Your goal:
Repeat the records below word for word.

============

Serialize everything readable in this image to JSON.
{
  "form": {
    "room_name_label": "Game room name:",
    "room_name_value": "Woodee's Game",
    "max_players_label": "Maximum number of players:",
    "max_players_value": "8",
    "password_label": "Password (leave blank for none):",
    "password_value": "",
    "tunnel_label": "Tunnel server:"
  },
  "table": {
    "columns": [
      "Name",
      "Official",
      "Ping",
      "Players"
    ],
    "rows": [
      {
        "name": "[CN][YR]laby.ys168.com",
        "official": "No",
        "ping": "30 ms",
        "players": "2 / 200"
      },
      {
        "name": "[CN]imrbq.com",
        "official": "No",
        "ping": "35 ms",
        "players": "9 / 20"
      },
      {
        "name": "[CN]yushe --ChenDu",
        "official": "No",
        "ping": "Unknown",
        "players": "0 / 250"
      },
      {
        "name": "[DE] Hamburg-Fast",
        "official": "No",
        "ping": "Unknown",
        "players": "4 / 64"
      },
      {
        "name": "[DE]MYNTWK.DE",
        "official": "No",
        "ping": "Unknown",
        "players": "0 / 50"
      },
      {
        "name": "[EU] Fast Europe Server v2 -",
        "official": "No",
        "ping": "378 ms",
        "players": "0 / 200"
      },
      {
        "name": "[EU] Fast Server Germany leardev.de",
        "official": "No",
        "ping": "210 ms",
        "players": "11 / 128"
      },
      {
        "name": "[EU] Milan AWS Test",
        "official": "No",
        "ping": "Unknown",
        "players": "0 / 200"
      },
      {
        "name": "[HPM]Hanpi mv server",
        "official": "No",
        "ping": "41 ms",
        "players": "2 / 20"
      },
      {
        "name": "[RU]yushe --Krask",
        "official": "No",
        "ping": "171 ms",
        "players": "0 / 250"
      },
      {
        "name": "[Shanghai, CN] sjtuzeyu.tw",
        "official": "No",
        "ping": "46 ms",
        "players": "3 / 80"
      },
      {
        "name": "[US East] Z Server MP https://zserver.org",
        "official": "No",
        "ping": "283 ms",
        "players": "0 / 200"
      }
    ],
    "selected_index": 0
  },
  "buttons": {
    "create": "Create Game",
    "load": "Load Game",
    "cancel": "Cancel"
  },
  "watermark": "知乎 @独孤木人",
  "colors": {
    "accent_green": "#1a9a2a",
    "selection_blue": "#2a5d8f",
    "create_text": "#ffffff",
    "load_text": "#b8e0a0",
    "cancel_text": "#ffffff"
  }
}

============

Response to the task:
Serialize everything readable in this image to JSON.
{
  "form": {
    "room_name_label": "Game room name:",
    "room_name_value": "Woodee's Game",
    "max_players_label": "Maximum number of players:",
    "max_players_value": "8",
    "password_label": "Password (leave blank for none):",
    "password_value": "",
    "tunnel_label": "Tunnel server:"
  },
  "table": {
    "columns": [
      "Name",
      "Official",
      "Ping",
      "Players"
    ],
    "rows": [
      {
        "name": "[CN][YR]laby.ys168.com",
        "official": "No",
        "ping": "30 ms",
        "players": "2 / 200"
      },
      {
        "name": "[CN]imrbq.com",
        "official": "No",
        "ping": "35 ms",
        "players": "9 / 20"
      },
      {
        "name": "[CN]yushe --ChenDu",
        "official": "No",
        "ping": "Unknown",
        "players": "0 / 250"
      },
      {
        "name": "[DE] Hamburg-Fast",
        "official": "No",
        "ping": "Unknown",
        "players": "4 / 64"
      },
      {
        "name": "[DE]MYNTWK.DE",
        "official": "No",
        "ping": "Unknown",
        "players": "0 / 50"
      },
      {
        "name": "[EU] Fast Europe Server v2 -",
        "official": "No",
        "ping": "378 ms",
        "players": "0 / 200"
      },
      {
        "name": "[EU] Fast Server Germany leardev.de",
        "official": "No",
        "ping": "210 ms",
        "players": "11 / 128"
      },
      {
        "name": "[EU] Milan AWS Test",
        "official": "No",
        "ping": "Unknown",
        "players": "0 / 200"
      },
      {
        "name": "[HPM]Hanpi mv server",
        "official": "No",
        "ping": "41 ms",
        "players": "2 / 20"
      },
      {
        "name": "[RU]yushe --Krask",
        "official": "No",
        "ping": "171 ms",
        "players": "0 / 250"
      },
      {
        "name": "[Shanghai, CN] sjtuzeyu.tw",
        "official": "No",
        "ping": "46 ms",
        "players": "3 / 80"
      },
      {
        "name": "[US East] Z Server MP https://zserver.org",
        "official": "No",
        "ping": "283 ms",
        "players": "0 / 200"
      }
    ],
    "selected_index": 0
  },
  "buttons": {
    "create": "Create Game",
    "load": "Load Game",
    "cancel": "Cancel"
  },
  "watermark": "知乎 @独孤木人",
  "colors": {
    "accent_green": "#1a9a2a",
    "selection_blue": "#2a5d8f",
    "create_text": "#ffffff",
    "load_text": "#b8e0a0",
    "cancel_text": "#ffffff"
  }
}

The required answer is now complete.